**Exercise**
Could you repeat the records below exactly, leaving the pictures out?

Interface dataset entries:
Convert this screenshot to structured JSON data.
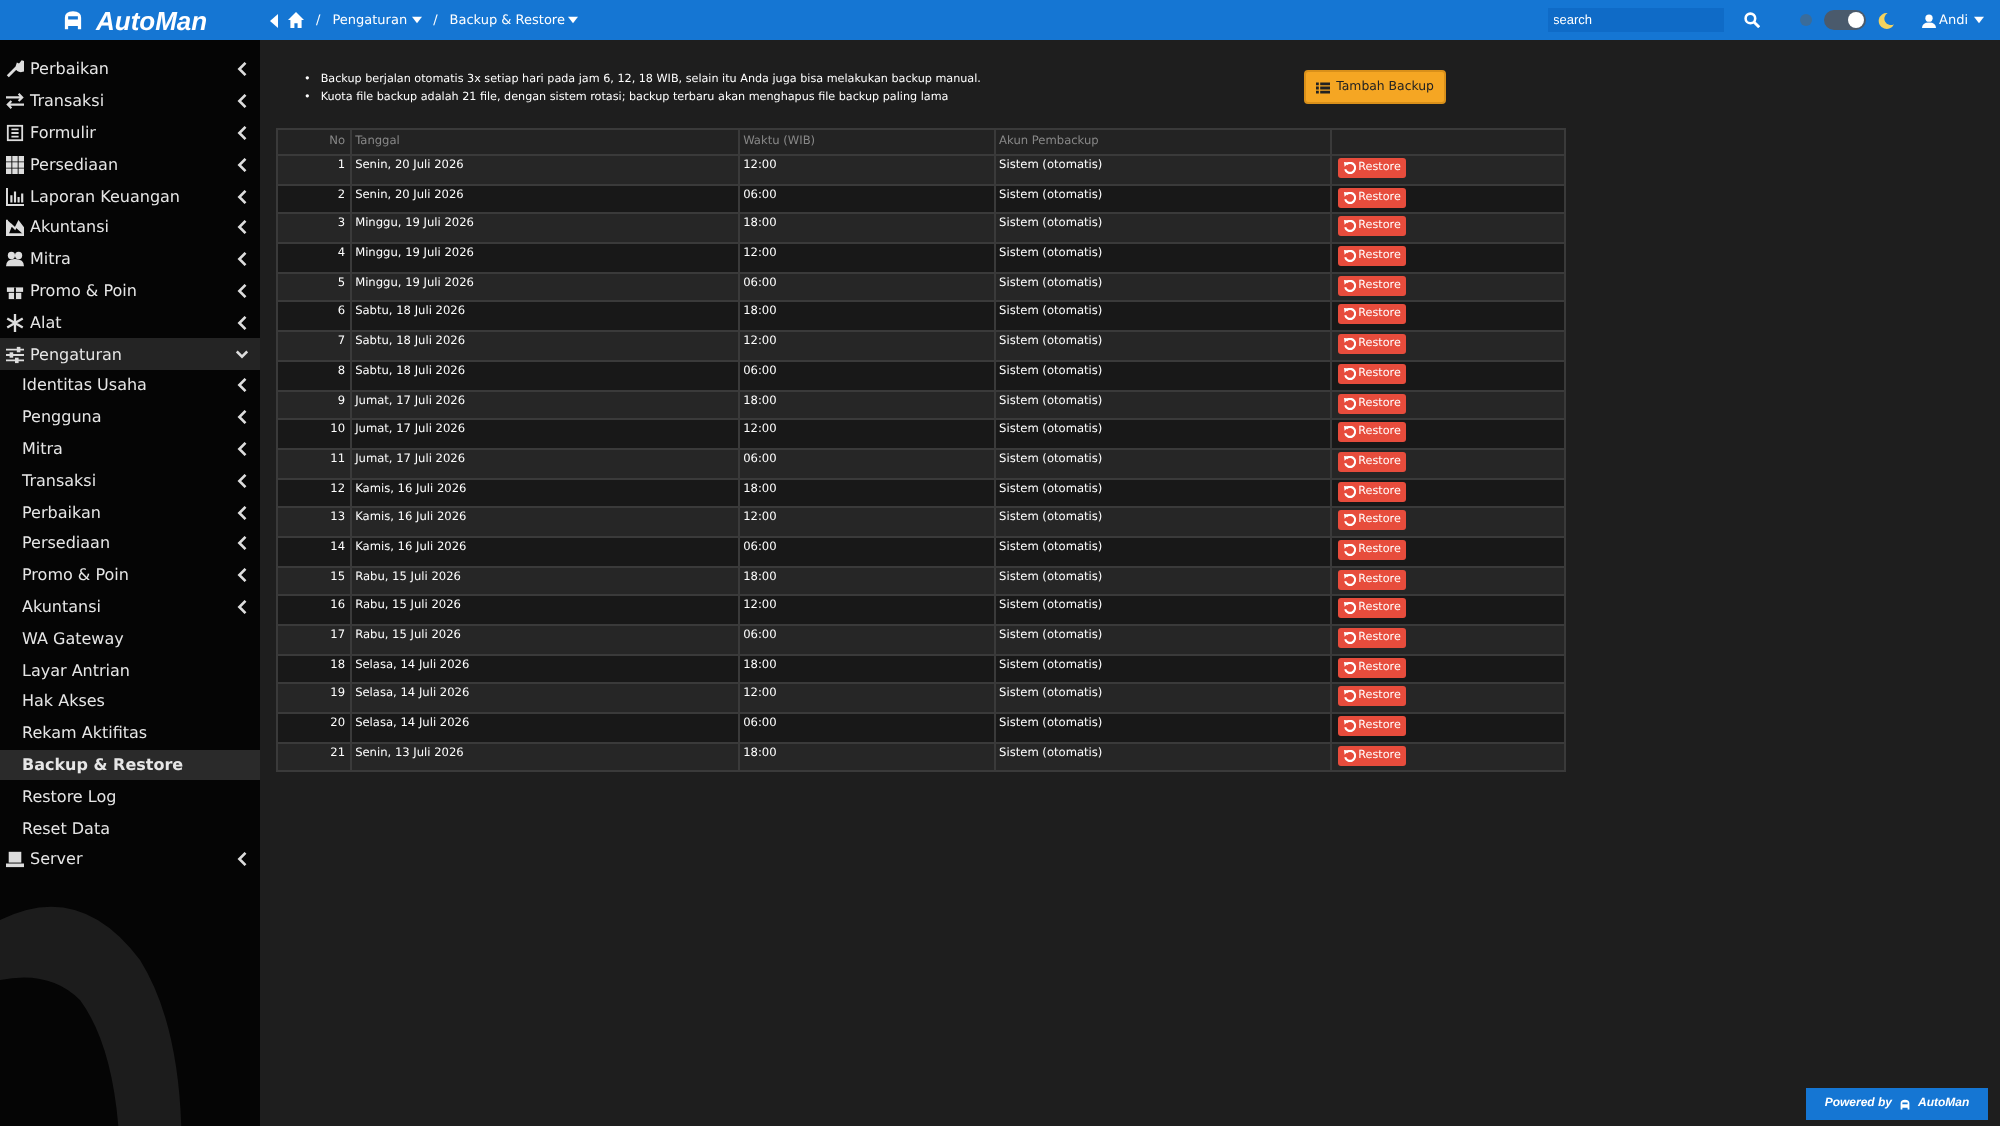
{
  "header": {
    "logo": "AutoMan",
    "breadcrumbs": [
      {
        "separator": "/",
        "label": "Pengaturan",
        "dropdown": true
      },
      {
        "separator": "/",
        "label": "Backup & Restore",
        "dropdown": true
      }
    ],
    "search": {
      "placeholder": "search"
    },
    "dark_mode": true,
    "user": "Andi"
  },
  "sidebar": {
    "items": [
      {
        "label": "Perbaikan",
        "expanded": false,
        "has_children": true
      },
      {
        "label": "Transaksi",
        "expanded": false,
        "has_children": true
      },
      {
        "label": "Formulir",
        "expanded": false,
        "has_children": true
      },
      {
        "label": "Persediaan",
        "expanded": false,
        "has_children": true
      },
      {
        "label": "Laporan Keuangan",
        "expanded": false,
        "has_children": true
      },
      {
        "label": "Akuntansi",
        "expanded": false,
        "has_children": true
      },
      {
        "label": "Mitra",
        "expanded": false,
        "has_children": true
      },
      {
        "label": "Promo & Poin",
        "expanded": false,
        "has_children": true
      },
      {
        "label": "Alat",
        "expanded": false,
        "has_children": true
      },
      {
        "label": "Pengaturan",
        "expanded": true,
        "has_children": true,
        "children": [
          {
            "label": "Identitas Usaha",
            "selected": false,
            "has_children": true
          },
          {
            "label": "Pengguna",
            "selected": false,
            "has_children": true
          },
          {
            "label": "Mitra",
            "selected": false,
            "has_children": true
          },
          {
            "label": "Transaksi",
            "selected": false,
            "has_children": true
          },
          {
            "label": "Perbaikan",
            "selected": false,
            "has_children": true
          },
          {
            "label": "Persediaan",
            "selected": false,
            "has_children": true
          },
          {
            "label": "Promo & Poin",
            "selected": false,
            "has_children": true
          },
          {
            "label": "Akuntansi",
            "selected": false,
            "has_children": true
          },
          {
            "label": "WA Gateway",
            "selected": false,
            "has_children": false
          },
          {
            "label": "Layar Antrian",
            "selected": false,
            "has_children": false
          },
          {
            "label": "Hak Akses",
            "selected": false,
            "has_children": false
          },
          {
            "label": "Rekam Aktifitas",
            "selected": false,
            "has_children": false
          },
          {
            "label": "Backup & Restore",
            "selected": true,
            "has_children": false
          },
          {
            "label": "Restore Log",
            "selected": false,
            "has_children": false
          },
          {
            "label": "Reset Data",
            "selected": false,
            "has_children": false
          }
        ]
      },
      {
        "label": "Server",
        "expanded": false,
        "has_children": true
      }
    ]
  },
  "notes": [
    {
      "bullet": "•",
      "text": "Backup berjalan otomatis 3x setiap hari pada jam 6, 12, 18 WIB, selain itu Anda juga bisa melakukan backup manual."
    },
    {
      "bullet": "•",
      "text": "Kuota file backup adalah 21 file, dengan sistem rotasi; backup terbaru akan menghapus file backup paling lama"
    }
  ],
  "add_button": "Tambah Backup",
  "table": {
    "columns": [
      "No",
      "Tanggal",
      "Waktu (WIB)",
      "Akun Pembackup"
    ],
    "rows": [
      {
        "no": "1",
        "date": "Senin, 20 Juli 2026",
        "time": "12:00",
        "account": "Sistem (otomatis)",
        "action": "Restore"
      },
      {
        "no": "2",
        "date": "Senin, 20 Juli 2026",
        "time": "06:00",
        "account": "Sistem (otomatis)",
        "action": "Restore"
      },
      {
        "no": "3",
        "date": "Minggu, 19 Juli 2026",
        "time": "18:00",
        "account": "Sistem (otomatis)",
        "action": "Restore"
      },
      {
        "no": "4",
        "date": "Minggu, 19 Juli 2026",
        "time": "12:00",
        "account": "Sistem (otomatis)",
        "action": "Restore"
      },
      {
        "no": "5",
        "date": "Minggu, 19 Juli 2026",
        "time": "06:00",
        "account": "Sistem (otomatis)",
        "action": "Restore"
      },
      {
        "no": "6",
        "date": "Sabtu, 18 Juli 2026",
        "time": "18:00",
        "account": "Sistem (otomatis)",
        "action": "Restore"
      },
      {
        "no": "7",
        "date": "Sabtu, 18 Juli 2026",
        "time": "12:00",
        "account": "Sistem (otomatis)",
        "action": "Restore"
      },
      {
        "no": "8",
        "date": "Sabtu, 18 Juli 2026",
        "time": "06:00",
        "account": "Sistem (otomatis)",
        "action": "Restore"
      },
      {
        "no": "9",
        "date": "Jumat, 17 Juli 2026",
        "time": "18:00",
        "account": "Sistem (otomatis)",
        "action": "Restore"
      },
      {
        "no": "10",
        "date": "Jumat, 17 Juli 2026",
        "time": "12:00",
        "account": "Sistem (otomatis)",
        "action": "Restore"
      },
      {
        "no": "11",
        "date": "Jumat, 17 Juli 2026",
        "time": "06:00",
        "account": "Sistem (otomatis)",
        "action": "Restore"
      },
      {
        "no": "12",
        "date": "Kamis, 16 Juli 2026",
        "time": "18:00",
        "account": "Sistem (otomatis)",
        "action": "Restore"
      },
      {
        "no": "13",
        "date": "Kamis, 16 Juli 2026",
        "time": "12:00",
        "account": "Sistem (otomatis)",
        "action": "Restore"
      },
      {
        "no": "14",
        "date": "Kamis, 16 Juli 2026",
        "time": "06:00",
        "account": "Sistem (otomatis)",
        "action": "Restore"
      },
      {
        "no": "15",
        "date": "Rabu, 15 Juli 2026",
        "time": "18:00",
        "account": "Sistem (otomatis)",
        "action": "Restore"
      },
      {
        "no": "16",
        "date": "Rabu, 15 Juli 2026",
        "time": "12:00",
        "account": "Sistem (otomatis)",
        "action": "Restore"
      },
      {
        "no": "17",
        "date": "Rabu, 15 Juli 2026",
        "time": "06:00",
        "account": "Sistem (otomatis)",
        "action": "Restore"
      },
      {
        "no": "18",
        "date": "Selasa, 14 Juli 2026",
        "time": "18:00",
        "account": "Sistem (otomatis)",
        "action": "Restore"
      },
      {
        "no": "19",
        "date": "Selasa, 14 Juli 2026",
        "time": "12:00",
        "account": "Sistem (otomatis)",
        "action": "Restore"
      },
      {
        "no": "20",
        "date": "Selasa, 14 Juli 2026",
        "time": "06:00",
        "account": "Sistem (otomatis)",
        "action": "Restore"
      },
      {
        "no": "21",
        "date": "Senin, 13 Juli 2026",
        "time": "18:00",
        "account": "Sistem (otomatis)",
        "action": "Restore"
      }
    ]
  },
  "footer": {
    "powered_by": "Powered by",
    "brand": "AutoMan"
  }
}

**Solution for this task**
Convert this screenshot to structured JSON data.
{
  "header": {
    "logo": "AutoMan",
    "breadcrumbs": [
      {
        "separator": "/",
        "label": "Pengaturan",
        "dropdown": true
      },
      {
        "separator": "/",
        "label": "Backup & Restore",
        "dropdown": true
      }
    ],
    "search": {
      "placeholder": "search"
    },
    "dark_mode": true,
    "user": "Andi"
  },
  "sidebar": {
    "items": [
      {
        "label": "Perbaikan",
        "expanded": false,
        "has_children": true
      },
      {
        "label": "Transaksi",
        "expanded": false,
        "has_children": true
      },
      {
        "label": "Formulir",
        "expanded": false,
        "has_children": true
      },
      {
        "label": "Persediaan",
        "expanded": false,
        "has_children": true
      },
      {
        "label": "Laporan Keuangan",
        "expanded": false,
        "has_children": true
      },
      {
        "label": "Akuntansi",
        "expanded": false,
        "has_children": true
      },
      {
        "label": "Mitra",
        "expanded": false,
        "has_children": true
      },
      {
        "label": "Promo & Poin",
        "expanded": false,
        "has_children": true
      },
      {
        "label": "Alat",
        "expanded": false,
        "has_children": true
      },
      {
        "label": "Pengaturan",
        "expanded": true,
        "has_children": true,
        "children": [
          {
            "label": "Identitas Usaha",
            "selected": false,
            "has_children": true
          },
          {
            "label": "Pengguna",
            "selected": false,
            "has_children": true
          },
          {
            "label": "Mitra",
            "selected": false,
            "has_children": true
          },
          {
            "label": "Transaksi",
            "selected": false,
            "has_children": true
          },
          {
            "label": "Perbaikan",
            "selected": false,
            "has_children": true
          },
          {
            "label": "Persediaan",
            "selected": false,
            "has_children": true
          },
          {
            "label": "Promo & Poin",
            "selected": false,
            "has_children": true
          },
          {
            "label": "Akuntansi",
            "selected": false,
            "has_children": true
          },
          {
            "label": "WA Gateway",
            "selected": false,
            "has_children": false
          },
          {
            "label": "Layar Antrian",
            "selected": false,
            "has_children": false
          },
          {
            "label": "Hak Akses",
            "selected": false,
            "has_children": false
          },
          {
            "label": "Rekam Aktifitas",
            "selected": false,
            "has_children": false
          },
          {
            "label": "Backup & Restore",
            "selected": true,
            "has_children": false
          },
          {
            "label": "Restore Log",
            "selected": false,
            "has_children": false
          },
          {
            "label": "Reset Data",
            "selected": false,
            "has_children": false
          }
        ]
      },
      {
        "label": "Server",
        "expanded": false,
        "has_children": true
      }
    ]
  },
  "notes": [
    {
      "bullet": "•",
      "text": "Backup berjalan otomatis 3x setiap hari pada jam 6, 12, 18 WIB, selain itu Anda juga bisa melakukan backup manual."
    },
    {
      "bullet": "•",
      "text": "Kuota file backup adalah 21 file, dengan sistem rotasi; backup terbaru akan menghapus file backup paling lama"
    }
  ],
  "add_button": "Tambah Backup",
  "table": {
    "columns": [
      "No",
      "Tanggal",
      "Waktu (WIB)",
      "Akun Pembackup"
    ],
    "rows": [
      {
        "no": "1",
        "date": "Senin, 20 Juli 2026",
        "time": "12:00",
        "account": "Sistem (otomatis)",
        "action": "Restore"
      },
      {
        "no": "2",
        "date": "Senin, 20 Juli 2026",
        "time": "06:00",
        "account": "Sistem (otomatis)",
        "action": "Restore"
      },
      {
        "no": "3",
        "date": "Minggu, 19 Juli 2026",
        "time": "18:00",
        "account": "Sistem (otomatis)",
        "action": "Restore"
      },
      {
        "no": "4",
        "date": "Minggu, 19 Juli 2026",
        "time": "12:00",
        "account": "Sistem (otomatis)",
        "action": "Restore"
      },
      {
        "no": "5",
        "date": "Minggu, 19 Juli 2026",
        "time": "06:00",
        "account": "Sistem (otomatis)",
        "action": "Restore"
      },
      {
        "no": "6",
        "date": "Sabtu, 18 Juli 2026",
        "time": "18:00",
        "account": "Sistem (otomatis)",
        "action": "Restore"
      },
      {
        "no": "7",
        "date": "Sabtu, 18 Juli 2026",
        "time": "12:00",
        "account": "Sistem (otomatis)",
        "action": "Restore"
      },
      {
        "no": "8",
        "date": "Sabtu, 18 Juli 2026",
        "time": "06:00",
        "account": "Sistem (otomatis)",
        "action": "Restore"
      },
      {
        "no": "9",
        "date": "Jumat, 17 Juli 2026",
        "time": "18:00",
        "account": "Sistem (otomatis)",
        "action": "Restore"
      },
      {
        "no": "10",
        "date": "Jumat, 17 Juli 2026",
        "time": "12:00",
        "account": "Sistem (otomatis)",
        "action": "Restore"
      },
      {
        "no": "11",
        "date": "Jumat, 17 Juli 2026",
        "time": "06:00",
        "account": "Sistem (otomatis)",
        "action": "Restore"
      },
      {
        "no": "12",
        "date": "Kamis, 16 Juli 2026",
        "time": "18:00",
        "account": "Sistem (otomatis)",
        "action": "Restore"
      },
      {
        "no": "13",
        "date": "Kamis, 16 Juli 2026",
        "time": "12:00",
        "account": "Sistem (otomatis)",
        "action": "Restore"
      },
      {
        "no": "14",
        "date": "Kamis, 16 Juli 2026",
        "time": "06:00",
        "account": "Sistem (otomatis)",
        "action": "Restore"
      },
      {
        "no": "15",
        "date": "Rabu, 15 Juli 2026",
        "time": "18:00",
        "account": "Sistem (otomatis)",
        "action": "Restore"
      },
      {
        "no": "16",
        "date": "Rabu, 15 Juli 2026",
        "time": "12:00",
        "account": "Sistem (otomatis)",
        "action": "Restore"
      },
      {
        "no": "17",
        "date": "Rabu, 15 Juli 2026",
        "time": "06:00",
        "account": "Sistem (otomatis)",
        "action": "Restore"
      },
      {
        "no": "18",
        "date": "Selasa, 14 Juli 2026",
        "time": "18:00",
        "account": "Sistem (otomatis)",
        "action": "Restore"
      },
      {
        "no": "19",
        "date": "Selasa, 14 Juli 2026",
        "time": "12:00",
        "account": "Sistem (otomatis)",
        "action": "Restore"
      },
      {
        "no": "20",
        "date": "Selasa, 14 Juli 2026",
        "time": "06:00",
        "account": "Sistem (otomatis)",
        "action": "Restore"
      },
      {
        "no": "21",
        "date": "Senin, 13 Juli 2026",
        "time": "18:00",
        "account": "Sistem (otomatis)",
        "action": "Restore"
      }
    ]
  },
  "footer": {
    "powered_by": "Powered by",
    "brand": "AutoMan"
  }
}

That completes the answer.